Italian Early Renaissance Painter, 1445-1510
Italian painter and draughtsman. In his lifetime he was one of the most esteemed painters in Italy, enjoying the patronage of the leading families of Florence, in particular the Medici and their banking clients. He was summoned to take part in the decoration of the Sistine Chapel in Rome, was highly commended by diplomatic agents to Ludovico Sforza in Milan and Isabella d Este in Mantua and also received enthusiastic praise from the famous mathematician Luca Pacioli and the humanist poet Ugolino Verino. By the time of his death, however, Botticelli s reputation was already waning. He was overshadowed first by the advent of what Vasari called the maniera devota, a new style by Perugino, Francesco Francia and the young Raphael, whose new and humanly affective sentiment, infused atmospheric effects and sweet colourism took Italy by storm; he was then eclipsed with the establishment immediately afterwards of the High Renaissance style, which Vasari called the modern manner, in the paintings of Michelangelo and the mature works of Raphael in the Vatican. From that time his name virtually disappeared until the reassessment of his reputation that gathered momentum in the 1890s Related Paintings of Sandro Botticelli :. | Saint Hickes chart Si th | St Augustine in his Study | Madonna of the Rosegarden | Madonna in Adoration of the Christ Child (mk36) | The Last Communion of St jerome (mk36) |
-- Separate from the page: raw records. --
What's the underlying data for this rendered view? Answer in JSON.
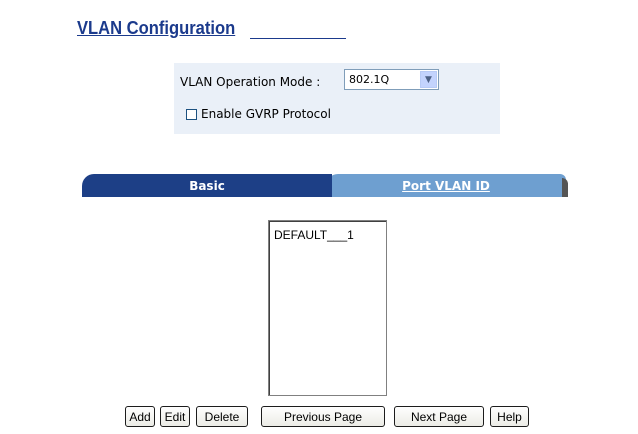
{
  "header": {
    "title": "VLAN Configuration"
  },
  "mode": {
    "label": "VLAN Operation Mode :",
    "selected": "802.1Q",
    "gvrp_label": "Enable GVRP Protocol",
    "gvrp_checked": false
  },
  "tabs": [
    {
      "label": "Basic",
      "active": true
    },
    {
      "label": "Port VLAN ID",
      "active": false
    }
  ],
  "vlan_list": {
    "items": [
      "DEFAULT___1"
    ]
  },
  "buttons": {
    "add": "Add",
    "edit": "Edit",
    "delete": "Delete",
    "previous": "Previous Page",
    "next": "Next Page",
    "help": "Help"
  },
  "colors": {
    "title": "#1b3a8c",
    "panel_bg": "#eaf0f8",
    "tab_active": "#1d3f86",
    "tab_inactive": "#6e9fd0"
  }
}
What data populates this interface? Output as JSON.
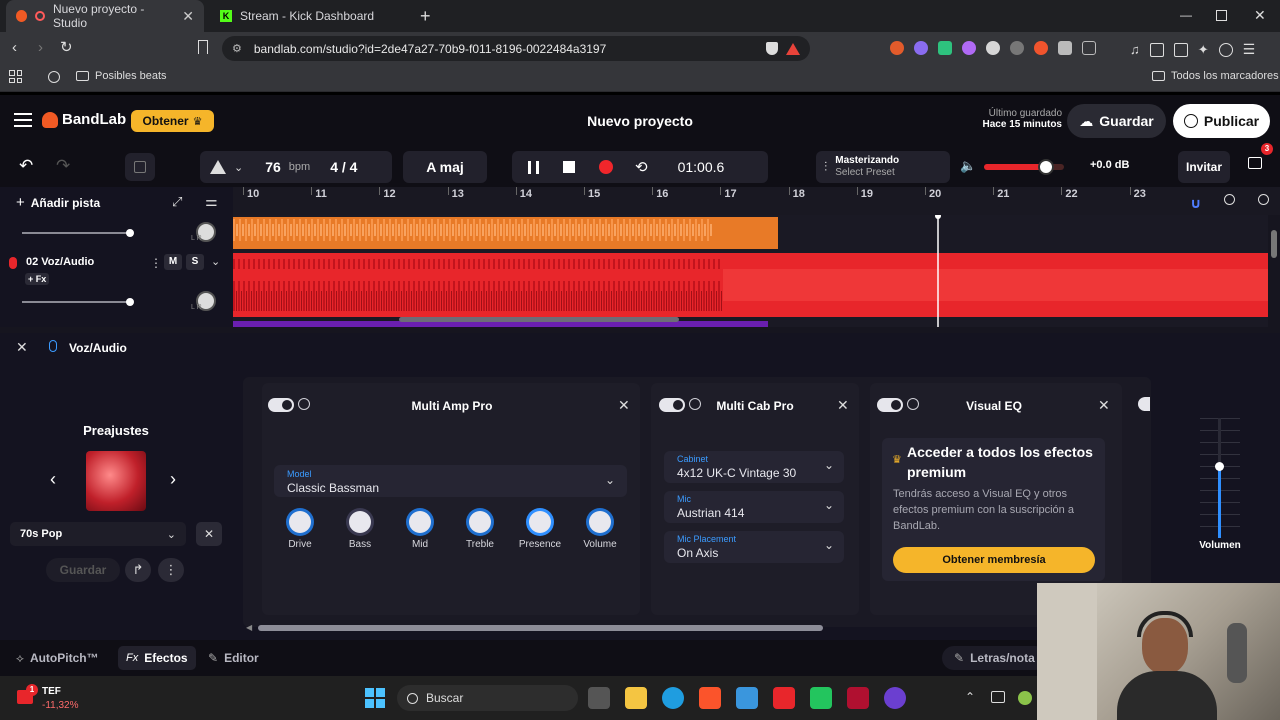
{
  "browser": {
    "tabs": [
      {
        "title": "Nuevo proyecto - Studio",
        "active": true
      },
      {
        "title": "Stream - Kick Dashboard",
        "active": false
      }
    ],
    "new_tab": "+",
    "url": "bandlab.com/studio?id=2de47a27-70b9-f011-8196-0022484a3197",
    "bookmark_folder": "Posibles beats",
    "all_bookmarks": "Todos los marcadores"
  },
  "app": {
    "brand": "BandLab",
    "get_label": "Obtener",
    "project_title": "Nuevo proyecto",
    "last_saved_label": "Último guardado",
    "last_saved_time": "Hace 15 minutos",
    "save_label": "Guardar",
    "publish_label": "Publicar",
    "invite_label": "Invitar",
    "gift_badge": "3",
    "accent": "#f15a24"
  },
  "toolbar": {
    "bpm_value": "76",
    "bpm_unit": "bpm",
    "time_signature": "4 / 4",
    "key": "A maj",
    "time": "01:00.6",
    "mastering_title": "Masterizando",
    "mastering_sub": "Select Preset",
    "master_volume": 0.78,
    "db": "+0.0 dB"
  },
  "tracks": {
    "add_track": "Añadir pista",
    "timeline_ticks": [
      "10",
      "11",
      "12",
      "13",
      "14",
      "15",
      "16",
      "17",
      "18",
      "19",
      "20",
      "21",
      "22",
      "23"
    ],
    "track2_name": "02  Voz/Audio",
    "mute": "M",
    "solo": "S",
    "fx": "+ Fx",
    "lr": "L    R"
  },
  "fx": {
    "track_name": "Voz/Audio",
    "presets_title": "Preajustes",
    "preset_name": "70s Pop",
    "save_preset": "Guardar",
    "amp": {
      "title": "Multi Amp Pro",
      "model_label": "Model",
      "model_value": "Classic Bassman",
      "knobs": [
        "Drive",
        "Bass",
        "Mid",
        "Treble",
        "Presence",
        "Volume"
      ]
    },
    "cab": {
      "title": "Multi Cab Pro",
      "cabinet_label": "Cabinet",
      "cabinet_value": "4x12 UK-C Vintage 30",
      "mic_label": "Mic",
      "mic_value": "Austrian 414",
      "placement_label": "Mic Placement",
      "placement_value": "On Axis"
    },
    "eq": {
      "title": "Visual EQ",
      "promo_title": "Acceder a todos los efectos premium",
      "promo_body": "Tendrás acceso a Visual EQ y otros efectos premium con la suscripción a BandLab.",
      "promo_button": "Obtener membresía"
    },
    "volume_label": "Volumen",
    "volume_level": 0.6
  },
  "bottom_tabs": {
    "autopitch": "AutoPitch™",
    "effects": "Efectos",
    "editor": "Editor",
    "lyrics": "Letras/nota"
  },
  "taskbar": {
    "stock_name": "TEF",
    "stock_change": "-11,32%",
    "stock_badge": "1",
    "search": "Buscar"
  }
}
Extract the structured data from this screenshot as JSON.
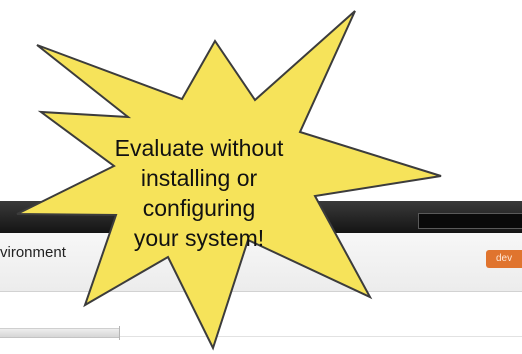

Related Artists:AMIGONI, Jacopo
Italian Rococo Era Painter, ca.1682-1752
He was born in Naples or Venice. Amigoni initially painted both mythological and religious scenes; but as the panoply of his patrons expanded northward, he began producing many parlour works depicting gods in sensuous languor or games. His style influenced Giuseppe Nogari. Among his pupils were Charles Joseph Flipart, Michelangelo Morlaiter, Pietro Antonio Novelli, Joseph Wagner, and Antonio Zucchi.
Starting in 1717, he is documented as working in Bavaria in the Castle of Nymphenburg (1719); in the castle of Schleissheim (1725-1729); and in the Benedictine abbey of Ottobeuren. He returned to Venice in 1726. His Arraignment of Paris hangs in the Villa Pisani at Stra. From 1730 to 1739 he worked in England, in Pown House, Moor Park and in the Theatre of Covent Garden. From there, he helped convince Canaletto to travel to England by telling him of the ample patronage available.
From his travel to Paris in 1736, he met the celebrated castrato named Farinelli. Later in Madrid, he was to paint a self-portrait with the singer and entourage. He also encountered the painting of François Lemoine and Boucher.
In 1739 he returned to Italy, perhaps to Naples and surely to Montecassino, in whose Abbey existed two canvases (destroyed during World War II). Until 1747, he travelled to Venice to paint for Sigismund Streit, for the Casa Savoia and other buildings of the city. In 1747 he left Italy and established himself in Madrid. There he became court painter to Ferdinand VI of Spain and director of the Royal Academy of Saint Fernando. He died in Madrid.BORDONE, Paris
Italian High Renaissance Painter, 1500-1571
Bordone was born at Treviso, but had moved to Venice by late adolescence. He apprenticed briefly and unhappily (according to Vasari) with Titian. Vasari may have met the elder Bordone.
From the 1520s, we have works by Bordone including the Holy Family in Florence, Sacra Conversazione with Donor (Glasgow), and Holy Family with St. Catherine (Hermitage Museum). The St. Ambrose and a Donor (1523) is now in Brera. In 1525-6, Bordone painted an altarpiece for the church of S. Agostino in Crema, a Madonna with St. Christopher and St George (now in the Palazzo Tadini collection at Lovere). A second altarpiece, Pentecost, is now in Brera gallery.
In 1534-5, he painted his large-scale masterpiece for the Scuola di San Marco a canvas of the Fisherman delivering the Marriage Ring of Venice to the Doge (Accademia). However, when this latter painting is compared to the near-contemoporary, and structurally similar, Presentation of the Virgin, Bordone's limitations, his use of superior perspective, which creates dwarfed distant perspectives, and limited coloration relative to the brilliant tints of Titian.
Bordone is best at his smaller cabinet pieces, showing half-figures, semi-undressed men and women from mythology or religious stories in a muscular interaction despite the crowded space.
(1534?C1592) was a Dutch Renaissance painter from Amsterdam who traveled to Italy in his youth to learn from the Italian masters, most notably Titian.